§ **MATERIALS PROVIDED**:
■ ■ ■ ■

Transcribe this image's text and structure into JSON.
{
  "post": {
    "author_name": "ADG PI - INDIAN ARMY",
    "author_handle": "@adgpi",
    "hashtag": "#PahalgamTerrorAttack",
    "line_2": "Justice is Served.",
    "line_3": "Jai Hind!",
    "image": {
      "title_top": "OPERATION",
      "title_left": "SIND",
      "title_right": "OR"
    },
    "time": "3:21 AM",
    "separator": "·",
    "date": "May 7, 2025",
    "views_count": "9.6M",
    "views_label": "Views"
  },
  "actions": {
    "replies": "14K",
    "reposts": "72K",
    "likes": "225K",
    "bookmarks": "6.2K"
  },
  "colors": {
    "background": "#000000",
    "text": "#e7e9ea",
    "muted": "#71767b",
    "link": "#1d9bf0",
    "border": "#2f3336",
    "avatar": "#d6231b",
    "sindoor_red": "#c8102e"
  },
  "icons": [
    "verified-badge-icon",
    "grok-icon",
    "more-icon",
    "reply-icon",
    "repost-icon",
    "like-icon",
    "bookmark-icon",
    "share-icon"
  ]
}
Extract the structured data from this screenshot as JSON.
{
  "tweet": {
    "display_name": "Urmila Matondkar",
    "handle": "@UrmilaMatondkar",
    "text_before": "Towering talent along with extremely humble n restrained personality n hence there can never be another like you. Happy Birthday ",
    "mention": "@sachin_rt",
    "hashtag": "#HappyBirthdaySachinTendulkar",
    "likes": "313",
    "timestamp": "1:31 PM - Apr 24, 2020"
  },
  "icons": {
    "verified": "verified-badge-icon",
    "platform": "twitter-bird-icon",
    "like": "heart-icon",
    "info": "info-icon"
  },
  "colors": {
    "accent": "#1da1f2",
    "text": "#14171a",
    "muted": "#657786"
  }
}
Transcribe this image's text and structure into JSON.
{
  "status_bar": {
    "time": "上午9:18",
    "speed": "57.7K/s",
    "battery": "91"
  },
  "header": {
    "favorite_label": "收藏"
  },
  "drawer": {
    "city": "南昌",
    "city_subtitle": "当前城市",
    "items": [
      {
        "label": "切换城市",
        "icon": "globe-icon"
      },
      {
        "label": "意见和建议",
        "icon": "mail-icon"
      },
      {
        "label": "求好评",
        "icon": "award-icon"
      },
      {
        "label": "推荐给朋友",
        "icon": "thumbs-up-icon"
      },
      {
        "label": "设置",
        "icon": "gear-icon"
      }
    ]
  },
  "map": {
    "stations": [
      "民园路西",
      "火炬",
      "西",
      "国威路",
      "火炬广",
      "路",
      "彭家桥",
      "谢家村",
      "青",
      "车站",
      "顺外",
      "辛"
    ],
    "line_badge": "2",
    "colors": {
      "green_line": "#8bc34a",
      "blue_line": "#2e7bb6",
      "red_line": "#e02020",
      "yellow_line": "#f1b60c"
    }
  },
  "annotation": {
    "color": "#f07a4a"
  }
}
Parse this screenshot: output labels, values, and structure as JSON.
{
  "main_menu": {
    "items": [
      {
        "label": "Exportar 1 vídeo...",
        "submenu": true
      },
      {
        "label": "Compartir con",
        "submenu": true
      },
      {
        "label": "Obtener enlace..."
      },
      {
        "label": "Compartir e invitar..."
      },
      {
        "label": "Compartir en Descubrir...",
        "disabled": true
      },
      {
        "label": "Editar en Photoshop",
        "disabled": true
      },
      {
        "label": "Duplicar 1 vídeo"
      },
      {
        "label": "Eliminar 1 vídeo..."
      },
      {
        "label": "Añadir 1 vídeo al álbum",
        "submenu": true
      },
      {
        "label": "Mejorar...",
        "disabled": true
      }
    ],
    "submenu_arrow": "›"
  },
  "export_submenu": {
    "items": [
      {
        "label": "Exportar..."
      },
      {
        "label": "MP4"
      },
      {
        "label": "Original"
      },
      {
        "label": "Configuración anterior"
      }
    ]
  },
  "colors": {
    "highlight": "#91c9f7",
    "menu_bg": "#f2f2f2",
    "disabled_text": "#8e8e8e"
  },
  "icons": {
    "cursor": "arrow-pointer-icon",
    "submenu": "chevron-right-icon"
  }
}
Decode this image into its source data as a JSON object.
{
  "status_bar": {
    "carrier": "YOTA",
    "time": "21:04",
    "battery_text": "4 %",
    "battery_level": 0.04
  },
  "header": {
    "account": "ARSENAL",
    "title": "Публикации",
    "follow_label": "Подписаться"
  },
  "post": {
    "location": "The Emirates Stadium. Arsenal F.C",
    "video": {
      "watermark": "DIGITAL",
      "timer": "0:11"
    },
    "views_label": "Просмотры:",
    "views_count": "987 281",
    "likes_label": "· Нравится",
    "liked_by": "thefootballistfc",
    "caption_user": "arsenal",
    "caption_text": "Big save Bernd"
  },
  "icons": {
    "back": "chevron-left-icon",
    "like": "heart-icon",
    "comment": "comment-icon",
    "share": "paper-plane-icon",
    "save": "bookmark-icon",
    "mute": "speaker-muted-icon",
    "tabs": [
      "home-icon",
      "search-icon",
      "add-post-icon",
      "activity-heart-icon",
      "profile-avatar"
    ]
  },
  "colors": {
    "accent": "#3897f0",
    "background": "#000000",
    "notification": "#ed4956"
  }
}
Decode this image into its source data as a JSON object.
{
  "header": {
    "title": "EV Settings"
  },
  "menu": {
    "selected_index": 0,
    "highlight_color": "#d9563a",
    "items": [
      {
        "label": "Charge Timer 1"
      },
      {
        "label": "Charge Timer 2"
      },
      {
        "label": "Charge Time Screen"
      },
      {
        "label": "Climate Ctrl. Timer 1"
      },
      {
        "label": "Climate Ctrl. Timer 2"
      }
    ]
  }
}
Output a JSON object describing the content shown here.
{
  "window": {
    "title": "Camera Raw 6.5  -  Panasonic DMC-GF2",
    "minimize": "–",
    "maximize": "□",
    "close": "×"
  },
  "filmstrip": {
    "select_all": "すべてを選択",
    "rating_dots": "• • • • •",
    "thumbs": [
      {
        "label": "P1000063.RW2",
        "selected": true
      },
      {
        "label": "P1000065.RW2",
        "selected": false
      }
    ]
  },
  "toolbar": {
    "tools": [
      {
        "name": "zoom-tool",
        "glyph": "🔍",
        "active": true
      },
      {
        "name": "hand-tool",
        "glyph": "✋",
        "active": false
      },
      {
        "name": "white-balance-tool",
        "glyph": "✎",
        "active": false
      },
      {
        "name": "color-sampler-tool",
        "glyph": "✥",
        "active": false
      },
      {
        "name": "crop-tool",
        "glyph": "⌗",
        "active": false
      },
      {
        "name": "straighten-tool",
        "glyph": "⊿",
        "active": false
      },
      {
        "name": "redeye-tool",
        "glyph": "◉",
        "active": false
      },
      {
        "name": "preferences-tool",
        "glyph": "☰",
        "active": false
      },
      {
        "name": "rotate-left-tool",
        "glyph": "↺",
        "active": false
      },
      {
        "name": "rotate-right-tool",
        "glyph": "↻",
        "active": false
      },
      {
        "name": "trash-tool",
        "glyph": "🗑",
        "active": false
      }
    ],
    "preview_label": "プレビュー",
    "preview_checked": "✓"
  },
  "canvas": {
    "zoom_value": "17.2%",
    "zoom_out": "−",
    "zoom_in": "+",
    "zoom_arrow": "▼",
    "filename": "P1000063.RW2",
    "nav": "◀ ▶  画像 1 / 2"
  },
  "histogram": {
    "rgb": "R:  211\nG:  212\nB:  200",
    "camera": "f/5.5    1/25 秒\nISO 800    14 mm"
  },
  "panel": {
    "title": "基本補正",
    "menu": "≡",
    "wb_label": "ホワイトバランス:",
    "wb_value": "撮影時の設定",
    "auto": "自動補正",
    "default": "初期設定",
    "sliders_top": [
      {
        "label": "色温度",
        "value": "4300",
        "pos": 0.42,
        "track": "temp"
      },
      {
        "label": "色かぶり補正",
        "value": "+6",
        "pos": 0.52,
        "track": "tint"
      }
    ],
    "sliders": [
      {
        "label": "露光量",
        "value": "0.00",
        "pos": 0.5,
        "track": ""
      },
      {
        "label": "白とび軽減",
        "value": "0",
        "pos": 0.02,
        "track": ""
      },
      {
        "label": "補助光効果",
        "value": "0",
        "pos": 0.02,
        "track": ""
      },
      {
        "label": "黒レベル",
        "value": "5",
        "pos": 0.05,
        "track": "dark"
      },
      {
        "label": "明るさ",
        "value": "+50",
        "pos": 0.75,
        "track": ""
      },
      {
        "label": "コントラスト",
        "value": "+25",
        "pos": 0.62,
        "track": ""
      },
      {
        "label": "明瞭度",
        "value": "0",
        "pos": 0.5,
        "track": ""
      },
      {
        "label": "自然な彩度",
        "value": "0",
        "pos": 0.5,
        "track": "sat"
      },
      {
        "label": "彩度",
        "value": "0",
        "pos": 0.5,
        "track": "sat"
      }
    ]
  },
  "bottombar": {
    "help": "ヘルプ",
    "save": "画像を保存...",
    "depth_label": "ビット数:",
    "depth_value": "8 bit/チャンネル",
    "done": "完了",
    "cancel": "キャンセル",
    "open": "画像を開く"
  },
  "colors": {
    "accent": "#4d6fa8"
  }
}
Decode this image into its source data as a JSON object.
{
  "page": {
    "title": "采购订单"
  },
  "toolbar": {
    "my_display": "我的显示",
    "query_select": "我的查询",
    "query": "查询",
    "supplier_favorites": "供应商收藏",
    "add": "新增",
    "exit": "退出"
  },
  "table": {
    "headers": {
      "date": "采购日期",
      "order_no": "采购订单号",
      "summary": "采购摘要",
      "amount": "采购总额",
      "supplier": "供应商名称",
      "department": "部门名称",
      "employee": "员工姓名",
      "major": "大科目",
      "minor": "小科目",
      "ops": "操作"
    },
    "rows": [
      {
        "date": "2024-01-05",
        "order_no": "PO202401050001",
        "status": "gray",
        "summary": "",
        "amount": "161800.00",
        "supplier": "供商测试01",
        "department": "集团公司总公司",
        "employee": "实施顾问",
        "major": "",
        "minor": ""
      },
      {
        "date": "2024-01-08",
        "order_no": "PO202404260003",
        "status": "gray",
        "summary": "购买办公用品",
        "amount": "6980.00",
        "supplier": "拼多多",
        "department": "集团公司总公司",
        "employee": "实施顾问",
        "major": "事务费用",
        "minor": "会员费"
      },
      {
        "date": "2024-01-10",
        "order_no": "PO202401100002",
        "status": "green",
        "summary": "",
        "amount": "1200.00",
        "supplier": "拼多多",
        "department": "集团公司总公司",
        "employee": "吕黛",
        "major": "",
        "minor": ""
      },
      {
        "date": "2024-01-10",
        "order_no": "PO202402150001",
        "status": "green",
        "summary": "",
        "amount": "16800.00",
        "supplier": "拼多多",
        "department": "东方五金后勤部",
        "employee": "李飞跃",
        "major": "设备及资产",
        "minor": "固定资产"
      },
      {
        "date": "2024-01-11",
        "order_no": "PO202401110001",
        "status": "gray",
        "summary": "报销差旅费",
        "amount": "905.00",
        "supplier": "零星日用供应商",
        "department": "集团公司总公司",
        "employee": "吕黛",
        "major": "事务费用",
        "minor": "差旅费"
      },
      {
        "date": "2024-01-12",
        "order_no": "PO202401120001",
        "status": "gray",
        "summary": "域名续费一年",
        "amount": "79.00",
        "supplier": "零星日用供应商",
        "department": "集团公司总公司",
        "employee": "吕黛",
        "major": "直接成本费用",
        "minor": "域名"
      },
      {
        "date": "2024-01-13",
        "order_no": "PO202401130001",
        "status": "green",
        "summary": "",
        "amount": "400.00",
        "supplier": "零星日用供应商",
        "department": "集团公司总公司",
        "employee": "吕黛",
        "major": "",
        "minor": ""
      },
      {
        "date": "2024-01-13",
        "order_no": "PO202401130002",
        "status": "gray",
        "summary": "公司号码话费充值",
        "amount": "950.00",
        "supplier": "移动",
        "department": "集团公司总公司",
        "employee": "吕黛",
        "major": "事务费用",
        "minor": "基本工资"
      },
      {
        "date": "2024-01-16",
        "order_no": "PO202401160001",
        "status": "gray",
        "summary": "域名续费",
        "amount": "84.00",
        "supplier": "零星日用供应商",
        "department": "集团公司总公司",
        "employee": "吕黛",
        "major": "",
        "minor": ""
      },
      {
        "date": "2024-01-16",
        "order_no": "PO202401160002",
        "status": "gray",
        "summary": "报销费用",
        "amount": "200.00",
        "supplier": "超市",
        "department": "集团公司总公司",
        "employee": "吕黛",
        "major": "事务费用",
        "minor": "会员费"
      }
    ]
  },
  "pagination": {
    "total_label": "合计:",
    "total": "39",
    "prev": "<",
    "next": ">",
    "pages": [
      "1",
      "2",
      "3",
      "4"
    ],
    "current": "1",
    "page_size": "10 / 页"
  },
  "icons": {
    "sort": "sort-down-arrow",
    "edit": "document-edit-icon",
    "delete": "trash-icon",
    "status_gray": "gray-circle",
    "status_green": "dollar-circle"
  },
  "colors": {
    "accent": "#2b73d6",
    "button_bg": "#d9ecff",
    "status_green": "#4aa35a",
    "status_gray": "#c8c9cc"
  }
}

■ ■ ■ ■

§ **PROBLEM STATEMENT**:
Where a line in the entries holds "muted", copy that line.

§ **EXERCISE RESPONSE**:
    "muted": "#71767b",
    "muted": "#657786"
    "mute": "speaker-muted-icon",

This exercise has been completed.